It's the eve of filming day one of the new series of
Rough Science. We're in California in the small town
of Lone Pine. Early next morning, we're due to get in
a helicopter which will fly us to our base, an abandoned
silver mine on the edge of the Death Valley National
Park. We're tucking in to dinner and everything seems
fine except for one small detail; the helicopter hasn't
arrived. Abbi - the series' production coordinator -
phones the pilot. There's no answer. We take this as
good news - hopefully he is too busy piloting his chopper
under rapidly darkening skies. Tension mounts. Long
after dark we get a call; he's made it. I drive down
to Lone Pine "airport" (a runway and a couple
of hangars) and spot our man striding up the road. He
has a hair-raising tail to tell; the winds were so strong
over the desert that he was forced to land and hang
on to the rotor blades to keep his machine on the ground.
Eventually the wind abated enough to continue.
Next morning it's cloudy and I am seething with frustration;
we've been in California for almost 10 days and it's
been nothing but hot and sunny. Now my plans for dramatic
opening shots lit by a low angle sun raking across the
desert have been stymied. Whilst I seethe, Kate Humble
is wandering around practising her opening piece to
camera - amazingly she can memorise the words in minutes,
and often ad lib an improvement into the bargain. Our
(very Californian) pilot gathers us together for a safety
briefing; he concludes with the memorably bizarre instruction;
"Stay frosty!" For the next few hours we concentrate
hard on filming whilst staying as "frosty"
as we can. The sun comes out and we get a precious few
minutes of aerial shots with the desert colours fired
up by the early morning light. I send one of the directors
off driving on cross country dirt tracks and we swoop
all around the car at Joshua tree height getting our
master driving shots. Flying so low like that it feels
like we own the desert completely - it's utterly exhilarating.
I finally start to relax when I hear Kate doing her
first on camera discussion with the scientists later
that morning. It sounds just like Rough Science, and
at last I know that all the planning is paying off.
There are a lot of laughs, science is suddenly fun,
and the combination of challenges feels about right.

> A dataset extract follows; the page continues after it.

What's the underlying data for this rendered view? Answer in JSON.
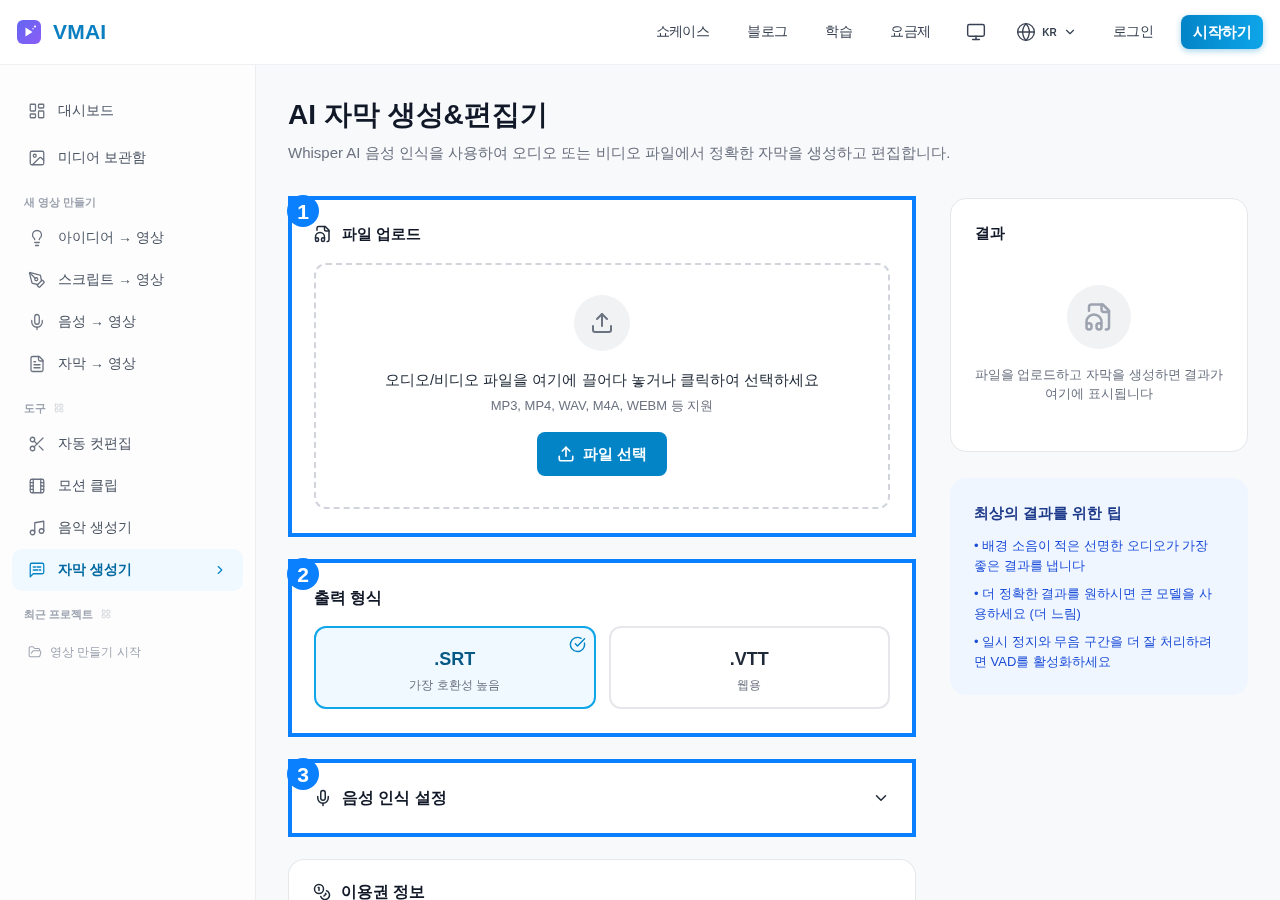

The first day wasn't our only encounter with unseasonable
weather. The third challenge
- to make a water cooled spacesuit and go for a "moonwalk"
in the heat of Death Valley - is almost ruined by the

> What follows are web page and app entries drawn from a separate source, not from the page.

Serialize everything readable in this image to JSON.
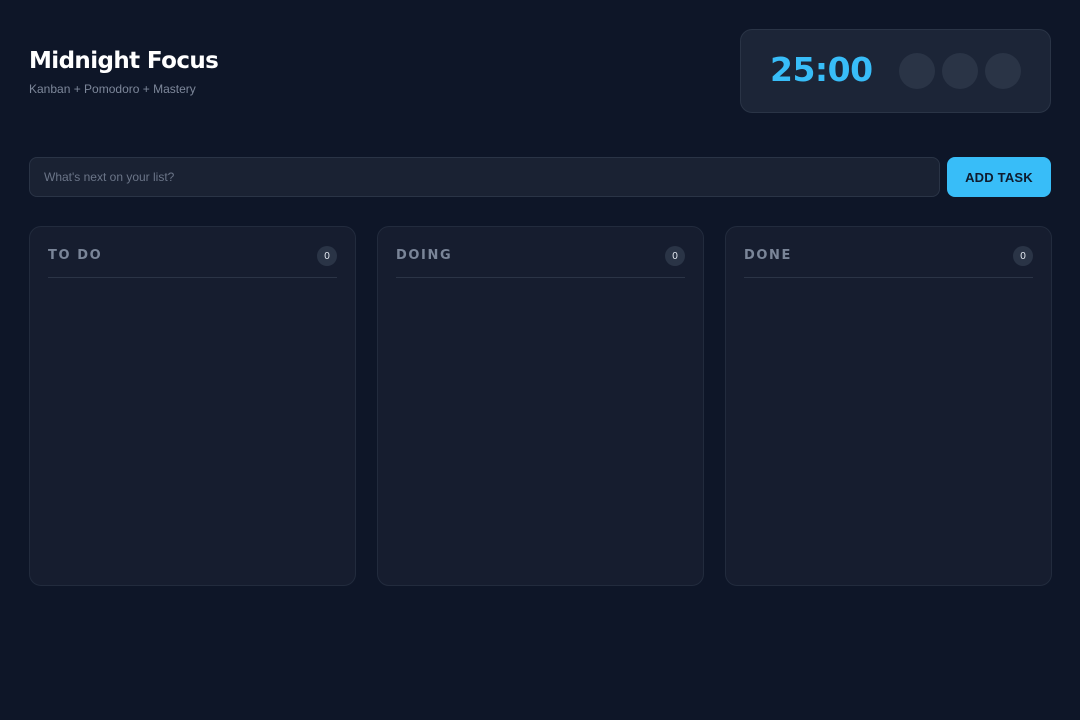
{
  "header": {
    "title": "Midnight Focus",
    "subtitle": "Kanban + Pomodoro + Mastery"
  },
  "timer": {
    "display": "25:00",
    "accent_color": "#38bdf8",
    "controls": [
      {
        "icon": "play-icon"
      },
      {
        "icon": "reset-icon"
      },
      {
        "icon": "settings-icon"
      }
    ]
  },
  "task_entry": {
    "placeholder": "What's next on your list?",
    "value": "",
    "button_label": "ADD TASK",
    "button_color": "#38bdf8"
  },
  "columns": [
    {
      "title": "TO DO",
      "count": "0",
      "tasks": []
    },
    {
      "title": "DOING",
      "count": "0",
      "tasks": []
    },
    {
      "title": "DONE",
      "count": "0",
      "tasks": []
    }
  ],
  "colors": {
    "background": "#0e1628",
    "panel": "#161d2f",
    "card": "#1c2537"
  }
}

weather. We wake on day three of filming ready for an
early start but the road to the mine is blocked by the
police. Sound recordist Rob goes to investigate and
reports that a very stern policewoman says that the
road has been "taken out" by the storms. The
traffic is backing up and no-one knows when it will
be clear. An already tough day is getting to be near
impossible. But just before lunch we get the all clear;
apparently "taken out" slightly exaggerated
the scale of the damage to the road.